-- Opening Marker --

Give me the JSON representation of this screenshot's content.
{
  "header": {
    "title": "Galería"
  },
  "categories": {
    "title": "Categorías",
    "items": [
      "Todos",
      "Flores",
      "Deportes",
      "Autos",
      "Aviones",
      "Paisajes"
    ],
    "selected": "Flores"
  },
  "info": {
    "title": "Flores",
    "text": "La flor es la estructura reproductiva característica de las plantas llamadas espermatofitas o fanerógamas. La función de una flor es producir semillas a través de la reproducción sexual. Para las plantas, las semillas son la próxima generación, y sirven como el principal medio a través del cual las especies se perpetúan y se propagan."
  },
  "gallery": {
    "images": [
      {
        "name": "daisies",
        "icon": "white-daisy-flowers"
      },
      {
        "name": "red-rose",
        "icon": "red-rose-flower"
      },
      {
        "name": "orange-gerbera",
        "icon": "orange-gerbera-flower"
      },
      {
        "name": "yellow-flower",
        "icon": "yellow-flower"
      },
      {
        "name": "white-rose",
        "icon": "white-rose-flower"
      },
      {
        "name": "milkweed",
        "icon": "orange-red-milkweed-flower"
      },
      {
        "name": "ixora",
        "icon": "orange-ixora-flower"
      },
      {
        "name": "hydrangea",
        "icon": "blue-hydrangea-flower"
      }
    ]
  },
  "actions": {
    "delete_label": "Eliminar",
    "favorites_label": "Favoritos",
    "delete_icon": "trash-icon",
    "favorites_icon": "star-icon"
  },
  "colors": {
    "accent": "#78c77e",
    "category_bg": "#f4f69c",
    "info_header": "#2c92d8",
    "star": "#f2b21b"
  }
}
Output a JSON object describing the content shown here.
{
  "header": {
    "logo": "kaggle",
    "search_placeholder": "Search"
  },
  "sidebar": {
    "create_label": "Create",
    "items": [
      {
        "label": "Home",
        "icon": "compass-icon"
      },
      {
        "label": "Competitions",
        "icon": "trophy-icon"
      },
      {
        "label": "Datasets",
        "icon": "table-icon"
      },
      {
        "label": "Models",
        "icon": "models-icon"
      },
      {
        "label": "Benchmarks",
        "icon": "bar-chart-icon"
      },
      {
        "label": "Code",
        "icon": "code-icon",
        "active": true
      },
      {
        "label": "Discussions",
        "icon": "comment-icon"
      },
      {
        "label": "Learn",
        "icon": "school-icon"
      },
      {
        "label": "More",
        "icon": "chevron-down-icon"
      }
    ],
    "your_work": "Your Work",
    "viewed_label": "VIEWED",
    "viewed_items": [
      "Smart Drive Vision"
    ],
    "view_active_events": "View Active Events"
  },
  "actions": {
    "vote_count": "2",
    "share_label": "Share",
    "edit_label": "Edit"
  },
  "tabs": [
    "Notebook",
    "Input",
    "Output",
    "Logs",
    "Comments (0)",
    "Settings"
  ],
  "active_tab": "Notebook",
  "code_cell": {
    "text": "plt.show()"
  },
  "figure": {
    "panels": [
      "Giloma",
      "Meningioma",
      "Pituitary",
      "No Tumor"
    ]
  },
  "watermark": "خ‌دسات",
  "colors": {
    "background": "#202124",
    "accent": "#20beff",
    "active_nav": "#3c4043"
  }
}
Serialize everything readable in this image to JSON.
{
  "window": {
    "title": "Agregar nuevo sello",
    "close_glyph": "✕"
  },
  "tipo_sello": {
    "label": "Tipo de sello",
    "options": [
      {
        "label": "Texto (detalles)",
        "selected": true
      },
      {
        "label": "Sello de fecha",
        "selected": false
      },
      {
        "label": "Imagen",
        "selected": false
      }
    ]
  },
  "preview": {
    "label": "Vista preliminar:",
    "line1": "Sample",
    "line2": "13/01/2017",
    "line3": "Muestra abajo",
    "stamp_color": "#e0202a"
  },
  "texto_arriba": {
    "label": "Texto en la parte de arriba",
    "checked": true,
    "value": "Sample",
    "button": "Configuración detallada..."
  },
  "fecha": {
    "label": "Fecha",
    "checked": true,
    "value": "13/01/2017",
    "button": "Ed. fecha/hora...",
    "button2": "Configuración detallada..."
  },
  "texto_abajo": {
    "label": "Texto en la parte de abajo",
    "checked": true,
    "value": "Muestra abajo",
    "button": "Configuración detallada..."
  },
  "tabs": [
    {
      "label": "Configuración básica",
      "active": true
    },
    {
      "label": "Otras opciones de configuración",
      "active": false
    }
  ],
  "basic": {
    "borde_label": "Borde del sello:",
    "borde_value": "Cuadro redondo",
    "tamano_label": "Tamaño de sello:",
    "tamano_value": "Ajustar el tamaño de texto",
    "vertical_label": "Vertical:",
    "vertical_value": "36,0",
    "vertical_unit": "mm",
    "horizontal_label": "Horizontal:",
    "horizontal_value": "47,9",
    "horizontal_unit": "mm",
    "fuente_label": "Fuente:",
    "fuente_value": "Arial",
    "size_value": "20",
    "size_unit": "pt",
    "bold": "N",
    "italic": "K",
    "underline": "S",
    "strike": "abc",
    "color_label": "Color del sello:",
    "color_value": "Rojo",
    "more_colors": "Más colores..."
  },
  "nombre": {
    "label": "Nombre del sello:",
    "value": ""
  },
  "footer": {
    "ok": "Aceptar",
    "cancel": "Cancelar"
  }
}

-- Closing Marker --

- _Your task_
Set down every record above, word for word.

- _Output below_
Give me the JSON representation of this screenshot's content.
{
  "header": {
    "title": "Galería"
  },
  "categories": {
    "title": "Categorías",
    "items": [
      "Todos",
      "Flores",
      "Deportes",
      "Autos",
      "Aviones",
      "Paisajes"
    ],
    "selected": "Flores"
  },
  "info": {
    "title": "Flores",
    "text": "La flor es la estructura reproductiva característica de las plantas llamadas espermatofitas o fanerógamas. La función de una flor es producir semillas a través de la reproducción sexual. Para las plantas, las semillas son la próxima generación, y sirven como el principal medio a través del cual las especies se perpetúan y se propagan."
  },
  "gallery": {
    "images": [
      {
        "name": "daisies",
        "icon": "white-daisy-flowers"
      },
      {
        "name": "red-rose",
        "icon": "red-rose-flower"
      },
      {
        "name": "orange-gerbera",
        "icon": "orange-gerbera-flower"
      },
      {
        "name": "yellow-flower",
        "icon": "yellow-flower"
      },
      {
        "name": "white-rose",
        "icon": "white-rose-flower"
      },
      {
        "name": "milkweed",
        "icon": "orange-red-milkweed-flower"
      },
      {
        "name": "ixora",
        "icon": "orange-ixora-flower"
      },
      {
        "name": "hydrangea",
        "icon": "blue-hydrangea-flower"
      }
    ]
  },
  "actions": {
    "delete_label": "Eliminar",
    "favorites_label": "Favoritos",
    "delete_icon": "trash-icon",
    "favorites_icon": "star-icon"
  },
  "colors": {
    "accent": "#78c77e",
    "category_bg": "#f4f69c",
    "info_header": "#2c92d8",
    "star": "#f2b21b"
  }
}
Output a JSON object describing the content shown here.
{
  "header": {
    "logo": "kaggle",
    "search_placeholder": "Search"
  },
  "sidebar": {
    "create_label": "Create",
    "items": [
      {
        "label": "Home",
        "icon": "compass-icon"
      },
      {
        "label": "Competitions",
        "icon": "trophy-icon"
      },
      {
        "label": "Datasets",
        "icon": "table-icon"
      },
      {
        "label": "Models",
        "icon": "models-icon"
      },
      {
        "label": "Benchmarks",
        "icon": "bar-chart-icon"
      },
      {
        "label": "Code",
        "icon": "code-icon",
        "active": true
      },
      {
        "label": "Discussions",
        "icon": "comment-icon"
      },
      {
        "label": "Learn",
        "icon": "school-icon"
      },
      {
        "label": "More",
        "icon": "chevron-down-icon"
      }
    ],
    "your_work": "Your Work",
    "viewed_label": "VIEWED",
    "viewed_items": [
      "Smart Drive Vision"
    ],
    "view_active_events": "View Active Events"
  },
  "actions": {
    "vote_count": "2",
    "share_label": "Share",
    "edit_label": "Edit"
  },
  "tabs": [
    "Notebook",
    "Input",
    "Output",
    "Logs",
    "Comments (0)",
    "Settings"
  ],
  "active_tab": "Notebook",
  "code_cell": {
    "text": "plt.show()"
  },
  "figure": {
    "panels": [
      "Giloma",
      "Meningioma",
      "Pituitary",
      "No Tumor"
    ]
  },
  "watermark": "خ‌دسات",
  "colors": {
    "background": "#202124",
    "accent": "#20beff",
    "active_nav": "#3c4043"
  }
}
Serialize everything readable in this image to JSON.
{
  "window": {
    "title": "Agregar nuevo sello",
    "close_glyph": "✕"
  },
  "tipo_sello": {
    "label": "Tipo de sello",
    "options": [
      {
        "label": "Texto (detalles)",
        "selected": true
      },
      {
        "label": "Sello de fecha",
        "selected": false
      },
      {
        "label": "Imagen",
        "selected": false
      }
    ]
  },
  "preview": {
    "label": "Vista preliminar:",
    "line1": "Sample",
    "line2": "13/01/2017",
    "line3": "Muestra abajo",
    "stamp_color": "#e0202a"
  },
  "texto_arriba": {
    "label": "Texto en la parte de arriba",
    "checked": true,
    "value": "Sample",
    "button": "Configuración detallada..."
  },
  "fecha": {
    "label": "Fecha",
    "checked": true,
    "value": "13/01/2017",
    "button": "Ed. fecha/hora...",
    "button2": "Configuración detallada..."
  },
  "texto_abajo": {
    "label": "Texto en la parte de abajo",
    "checked": true,
    "value": "Muestra abajo",
    "button": "Configuración detallada..."
  },
  "tabs": [
    {
      "label": "Configuración básica",
      "active": true
    },
    {
      "label": "Otras opciones de configuración",
      "active": false
    }
  ],
  "basic": {
    "borde_label": "Borde del sello:",
    "borde_value": "Cuadro redondo",
    "tamano_label": "Tamaño de sello:",
    "tamano_value": "Ajustar el tamaño de texto",
    "vertical_label": "Vertical:",
    "vertical_value": "36,0",
    "vertical_unit": "mm",
    "horizontal_label": "Horizontal:",
    "horizontal_value": "47,9",
    "horizontal_unit": "mm",
    "fuente_label": "Fuente:",
    "fuente_value": "Arial",
    "size_value": "20",
    "size_unit": "pt",
    "bold": "N",
    "italic": "K",
    "underline": "S",
    "strike": "abc",
    "color_label": "Color del sello:",
    "color_value": "Rojo",
    "more_colors": "Más colores..."
  },
  "nombre": {
    "label": "Nombre del sello:",
    "value": ""
  },
  "footer": {
    "ok": "Aceptar",
    "cancel": "Cancelar"
  }
}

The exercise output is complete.